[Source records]
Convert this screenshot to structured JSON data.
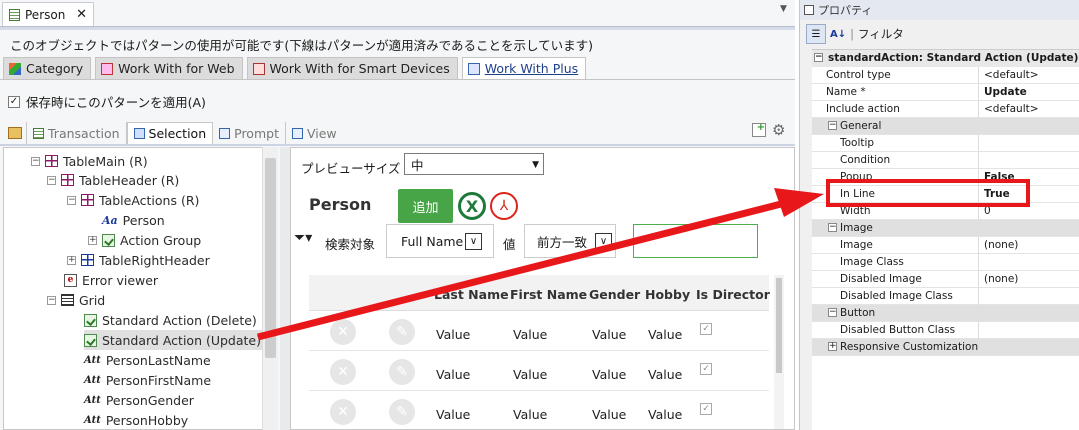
{
  "editor": {
    "tab_label": "Person",
    "description": "このオブジェクトではパターンの使用が可能です(下線はパターンが適用済みであることを示しています)",
    "pattern_tabs": [
      "Category",
      "Work With for Web",
      "Work With for Smart Devices",
      "Work With Plus"
    ],
    "apply_label": "保存時にこのパターンを適用(A)",
    "instance_tabs": [
      "Transaction",
      "Selection",
      "Prompt",
      "View"
    ]
  },
  "tree": {
    "nodes": [
      {
        "label": "TableMain (R)"
      },
      {
        "label": "TableHeader (R)"
      },
      {
        "label": "TableActions (R)"
      },
      {
        "label": "Person"
      },
      {
        "label": "Action Group"
      },
      {
        "label": "TableRightHeader"
      },
      {
        "label": "Error viewer"
      },
      {
        "label": "Grid"
      },
      {
        "label": "Standard Action (Delete)"
      },
      {
        "label": "Standard Action (Update)"
      },
      {
        "label": "PersonLastName"
      },
      {
        "label": "PersonFirstName"
      },
      {
        "label": "PersonGender"
      },
      {
        "label": "PersonHobby"
      }
    ]
  },
  "preview": {
    "size_label": "プレビューサイズ",
    "size_value": "中",
    "title": "Person",
    "add_label": "追加",
    "search_label": "検索対象",
    "field_value": "Full Name",
    "value_label": "値",
    "match_value": "前方一致",
    "columns": [
      "Last Name",
      "First Name",
      "Gender",
      "Hobby",
      "Is Director"
    ],
    "cell_value": "Value",
    "check": "✓"
  },
  "properties": {
    "title": "プロパティ",
    "filter_label": "フィルタ",
    "header": "standardAction: Standard Action (Update)",
    "rows": [
      {
        "name": "Control type",
        "value": "<default>"
      },
      {
        "name": "Name *",
        "value": "Update"
      },
      {
        "name": "Include action",
        "value": "<default>"
      },
      {
        "name": "General",
        "value": ""
      },
      {
        "name": "Tooltip",
        "value": ""
      },
      {
        "name": "Condition",
        "value": ""
      },
      {
        "name": "Popup",
        "value": "False"
      },
      {
        "name": "In Line",
        "value": "True"
      },
      {
        "name": "Width",
        "value": "0"
      },
      {
        "name": "Image",
        "value": ""
      },
      {
        "name": "Image",
        "value": "(none)"
      },
      {
        "name": "Image Class",
        "value": ""
      },
      {
        "name": "Disabled Image",
        "value": "(none)"
      },
      {
        "name": "Disabled Image Class",
        "value": ""
      },
      {
        "name": "Button",
        "value": ""
      },
      {
        "name": "Disabled Button Class",
        "value": ""
      },
      {
        "name": "Responsive Customization",
        "value": ""
      }
    ]
  },
  "colors": {
    "highlight": "#e8171a",
    "add_button": "#47a447"
  }
}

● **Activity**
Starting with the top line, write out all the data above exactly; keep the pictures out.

● **Response area**
Convert this screenshot to structured JSON data.
{
  "editor": {
    "tab_label": "Person",
    "description": "このオブジェクトではパターンの使用が可能です(下線はパターンが適用済みであることを示しています)",
    "pattern_tabs": [
      "Category",
      "Work With for Web",
      "Work With for Smart Devices",
      "Work With Plus"
    ],
    "apply_label": "保存時にこのパターンを適用(A)",
    "instance_tabs": [
      "Transaction",
      "Selection",
      "Prompt",
      "View"
    ]
  },
  "tree": {
    "nodes": [
      {
        "label": "TableMain (R)"
      },
      {
        "label": "TableHeader (R)"
      },
      {
        "label": "TableActions (R)"
      },
      {
        "label": "Person"
      },
      {
        "label": "Action Group"
      },
      {
        "label": "TableRightHeader"
      },
      {
        "label": "Error viewer"
      },
      {
        "label": "Grid"
      },
      {
        "label": "Standard Action (Delete)"
      },
      {
        "label": "Standard Action (Update)"
      },
      {
        "label": "PersonLastName"
      },
      {
        "label": "PersonFirstName"
      },
      {
        "label": "PersonGender"
      },
      {
        "label": "PersonHobby"
      }
    ]
  },
  "preview": {
    "size_label": "プレビューサイズ",
    "size_value": "中",
    "title": "Person",
    "add_label": "追加",
    "search_label": "検索対象",
    "field_value": "Full Name",
    "value_label": "値",
    "match_value": "前方一致",
    "columns": [
      "Last Name",
      "First Name",
      "Gender",
      "Hobby",
      "Is Director"
    ],
    "cell_value": "Value",
    "check": "✓"
  },
  "properties": {
    "title": "プロパティ",
    "filter_label": "フィルタ",
    "header": "standardAction: Standard Action (Update)",
    "rows": [
      {
        "name": "Control type",
        "value": "<default>"
      },
      {
        "name": "Name *",
        "value": "Update"
      },
      {
        "name": "Include action",
        "value": "<default>"
      },
      {
        "name": "General",
        "value": ""
      },
      {
        "name": "Tooltip",
        "value": ""
      },
      {
        "name": "Condition",
        "value": ""
      },
      {
        "name": "Popup",
        "value": "False"
      },
      {
        "name": "In Line",
        "value": "True"
      },
      {
        "name": "Width",
        "value": "0"
      },
      {
        "name": "Image",
        "value": ""
      },
      {
        "name": "Image",
        "value": "(none)"
      },
      {
        "name": "Image Class",
        "value": ""
      },
      {
        "name": "Disabled Image",
        "value": "(none)"
      },
      {
        "name": "Disabled Image Class",
        "value": ""
      },
      {
        "name": "Button",
        "value": ""
      },
      {
        "name": "Disabled Button Class",
        "value": ""
      },
      {
        "name": "Responsive Customization",
        "value": ""
      }
    ]
  },
  "colors": {
    "highlight": "#e8171a",
    "add_button": "#47a447"
  }
}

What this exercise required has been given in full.